Copy exactly, and copy only, the lines from the one bearing "Transcribe this image's" through the final line of the records.

------ DATA

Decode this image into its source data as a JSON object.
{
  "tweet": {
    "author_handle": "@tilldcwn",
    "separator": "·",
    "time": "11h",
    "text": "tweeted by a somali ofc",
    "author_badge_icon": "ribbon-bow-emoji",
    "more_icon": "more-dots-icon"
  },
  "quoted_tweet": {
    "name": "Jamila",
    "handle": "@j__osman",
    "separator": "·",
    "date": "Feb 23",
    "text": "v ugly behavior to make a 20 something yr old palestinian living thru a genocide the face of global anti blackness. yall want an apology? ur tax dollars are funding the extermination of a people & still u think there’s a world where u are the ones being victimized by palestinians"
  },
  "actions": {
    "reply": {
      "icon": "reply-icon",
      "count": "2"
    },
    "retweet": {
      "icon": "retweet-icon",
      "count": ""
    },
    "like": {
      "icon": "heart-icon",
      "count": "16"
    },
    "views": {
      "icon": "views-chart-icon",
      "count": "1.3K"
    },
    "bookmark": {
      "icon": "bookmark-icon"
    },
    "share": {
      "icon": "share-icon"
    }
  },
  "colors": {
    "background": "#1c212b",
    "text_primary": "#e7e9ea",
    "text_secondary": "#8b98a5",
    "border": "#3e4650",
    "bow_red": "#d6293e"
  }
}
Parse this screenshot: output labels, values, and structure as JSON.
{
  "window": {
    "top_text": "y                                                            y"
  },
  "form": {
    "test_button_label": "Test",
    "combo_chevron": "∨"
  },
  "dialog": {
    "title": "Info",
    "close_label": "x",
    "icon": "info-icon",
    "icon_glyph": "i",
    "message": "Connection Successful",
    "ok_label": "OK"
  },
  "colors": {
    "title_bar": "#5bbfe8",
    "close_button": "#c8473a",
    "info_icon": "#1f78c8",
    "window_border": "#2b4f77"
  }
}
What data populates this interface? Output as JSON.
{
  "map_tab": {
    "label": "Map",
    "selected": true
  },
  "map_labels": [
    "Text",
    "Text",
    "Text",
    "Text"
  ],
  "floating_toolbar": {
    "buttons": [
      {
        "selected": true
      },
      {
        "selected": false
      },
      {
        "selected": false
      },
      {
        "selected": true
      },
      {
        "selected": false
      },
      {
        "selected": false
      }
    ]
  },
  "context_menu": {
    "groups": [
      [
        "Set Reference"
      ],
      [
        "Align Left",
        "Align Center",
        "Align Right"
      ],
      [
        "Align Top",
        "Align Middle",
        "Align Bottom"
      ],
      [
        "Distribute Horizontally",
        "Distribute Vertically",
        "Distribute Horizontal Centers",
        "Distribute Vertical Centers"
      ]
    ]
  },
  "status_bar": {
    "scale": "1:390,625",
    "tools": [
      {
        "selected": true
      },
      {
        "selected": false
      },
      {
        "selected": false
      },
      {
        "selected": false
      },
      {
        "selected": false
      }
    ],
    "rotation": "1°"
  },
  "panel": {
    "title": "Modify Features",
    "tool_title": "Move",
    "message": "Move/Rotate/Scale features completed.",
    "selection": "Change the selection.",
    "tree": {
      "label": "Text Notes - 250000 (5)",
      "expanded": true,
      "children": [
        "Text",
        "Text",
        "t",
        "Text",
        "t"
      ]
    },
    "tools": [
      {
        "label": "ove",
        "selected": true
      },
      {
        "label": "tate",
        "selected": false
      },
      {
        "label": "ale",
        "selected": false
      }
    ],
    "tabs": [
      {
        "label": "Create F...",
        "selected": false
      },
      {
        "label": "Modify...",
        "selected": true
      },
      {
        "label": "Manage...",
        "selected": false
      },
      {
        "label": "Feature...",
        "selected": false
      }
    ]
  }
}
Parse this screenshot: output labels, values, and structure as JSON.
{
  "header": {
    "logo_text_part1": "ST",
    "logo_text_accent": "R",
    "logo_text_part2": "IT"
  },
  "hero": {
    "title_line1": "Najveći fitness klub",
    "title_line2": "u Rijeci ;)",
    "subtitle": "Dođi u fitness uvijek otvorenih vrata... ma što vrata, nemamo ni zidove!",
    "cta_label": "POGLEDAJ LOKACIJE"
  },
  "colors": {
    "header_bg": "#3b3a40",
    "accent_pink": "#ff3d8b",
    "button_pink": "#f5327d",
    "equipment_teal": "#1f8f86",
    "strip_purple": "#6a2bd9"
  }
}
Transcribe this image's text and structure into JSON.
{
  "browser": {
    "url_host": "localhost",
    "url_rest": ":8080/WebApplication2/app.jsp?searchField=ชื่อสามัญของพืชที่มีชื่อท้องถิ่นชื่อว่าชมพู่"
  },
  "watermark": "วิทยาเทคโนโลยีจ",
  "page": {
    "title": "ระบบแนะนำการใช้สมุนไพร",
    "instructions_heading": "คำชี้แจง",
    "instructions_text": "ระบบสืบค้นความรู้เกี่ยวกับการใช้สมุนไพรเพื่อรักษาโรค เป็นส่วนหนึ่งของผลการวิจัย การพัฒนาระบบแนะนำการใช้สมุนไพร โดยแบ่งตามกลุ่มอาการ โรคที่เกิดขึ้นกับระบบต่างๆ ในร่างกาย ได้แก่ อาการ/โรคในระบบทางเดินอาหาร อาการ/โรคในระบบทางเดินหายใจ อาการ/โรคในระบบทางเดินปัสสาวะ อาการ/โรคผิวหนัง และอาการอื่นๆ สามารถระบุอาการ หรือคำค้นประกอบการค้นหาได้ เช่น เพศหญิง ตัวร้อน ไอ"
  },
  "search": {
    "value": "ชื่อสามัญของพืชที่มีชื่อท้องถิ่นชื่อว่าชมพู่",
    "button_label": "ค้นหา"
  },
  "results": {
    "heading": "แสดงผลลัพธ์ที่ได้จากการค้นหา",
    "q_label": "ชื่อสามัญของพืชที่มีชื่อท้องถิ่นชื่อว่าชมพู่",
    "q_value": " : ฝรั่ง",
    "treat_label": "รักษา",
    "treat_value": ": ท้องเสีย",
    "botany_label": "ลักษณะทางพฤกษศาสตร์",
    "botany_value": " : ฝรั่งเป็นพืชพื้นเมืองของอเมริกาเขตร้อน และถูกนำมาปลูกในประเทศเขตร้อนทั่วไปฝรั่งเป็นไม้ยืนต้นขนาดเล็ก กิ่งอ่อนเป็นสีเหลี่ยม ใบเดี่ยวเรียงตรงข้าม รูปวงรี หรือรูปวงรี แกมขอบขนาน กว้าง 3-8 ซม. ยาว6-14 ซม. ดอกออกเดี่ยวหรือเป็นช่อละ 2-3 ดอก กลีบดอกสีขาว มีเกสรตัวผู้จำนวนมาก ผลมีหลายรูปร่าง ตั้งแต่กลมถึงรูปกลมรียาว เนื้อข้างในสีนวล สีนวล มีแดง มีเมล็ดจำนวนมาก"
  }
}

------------

TASK ANSWER:
Transcribe this image's text and structure into JSON.
{
  "browser": {
    "url_host": "localhost",
    "url_rest": ":8080/WebApplication2/app.jsp?searchField=ชื่อสามัญของพืชที่มีชื่อท้องถิ่นชื่อว่าชมพู่"
  },
  "watermark": "วิทยาเทคโนโลยีจ",
  "page": {
    "title": "ระบบแนะนำการใช้สมุนไพร",
    "instructions_heading": "คำชี้แจง",
    "instructions_text": "ระบบสืบค้นความรู้เกี่ยวกับการใช้สมุนไพรเพื่อรักษาโรค เป็นส่วนหนึ่งของผลการวิจัย การพัฒนาระบบแนะนำการใช้สมุนไพร โดยแบ่งตามกลุ่มอาการ โรคที่เกิดขึ้นกับระบบต่างๆ ในร่างกาย ได้แก่ อาการ/โรคในระบบทางเดินอาหาร อาการ/โรคในระบบทางเดินหายใจ อาการ/โรคในระบบทางเดินปัสสาวะ อาการ/โรคผิวหนัง และอาการอื่นๆ สามารถระบุอาการ หรือคำค้นประกอบการค้นหาได้ เช่น เพศหญิง ตัวร้อน ไอ"
  },
  "search": {
    "value": "ชื่อสามัญของพืชที่มีชื่อท้องถิ่นชื่อว่าชมพู่",
    "button_label": "ค้นหา"
  },
  "results": {
    "heading": "แสดงผลลัพธ์ที่ได้จากการค้นหา",
    "q_label": "ชื่อสามัญของพืชที่มีชื่อท้องถิ่นชื่อว่าชมพู่",
    "q_value": " : ฝรั่ง",
    "treat_label": "รักษา",
    "treat_value": ": ท้องเสีย",
    "botany_label": "ลักษณะทางพฤกษศาสตร์",
    "botany_value": " : ฝรั่งเป็นพืชพื้นเมืองของอเมริกาเขตร้อน และถูกนำมาปลูกในประเทศเขตร้อนทั่วไปฝรั่งเป็นไม้ยืนต้นขนาดเล็ก กิ่งอ่อนเป็นสีเหลี่ยม ใบเดี่ยวเรียงตรงข้าม รูปวงรี หรือรูปวงรี แกมขอบขนาน กว้าง 3-8 ซม. ยาว6-14 ซม. ดอกออกเดี่ยวหรือเป็นช่อละ 2-3 ดอก กลีบดอกสีขาว มีเกสรตัวผู้จำนวนมาก ผลมีหลายรูปร่าง ตั้งแต่กลมถึงรูปกลมรียาว เนื้อข้างในสีนวล สีนวล มีแดง มีเมล็ดจำนวนมาก"
  }
}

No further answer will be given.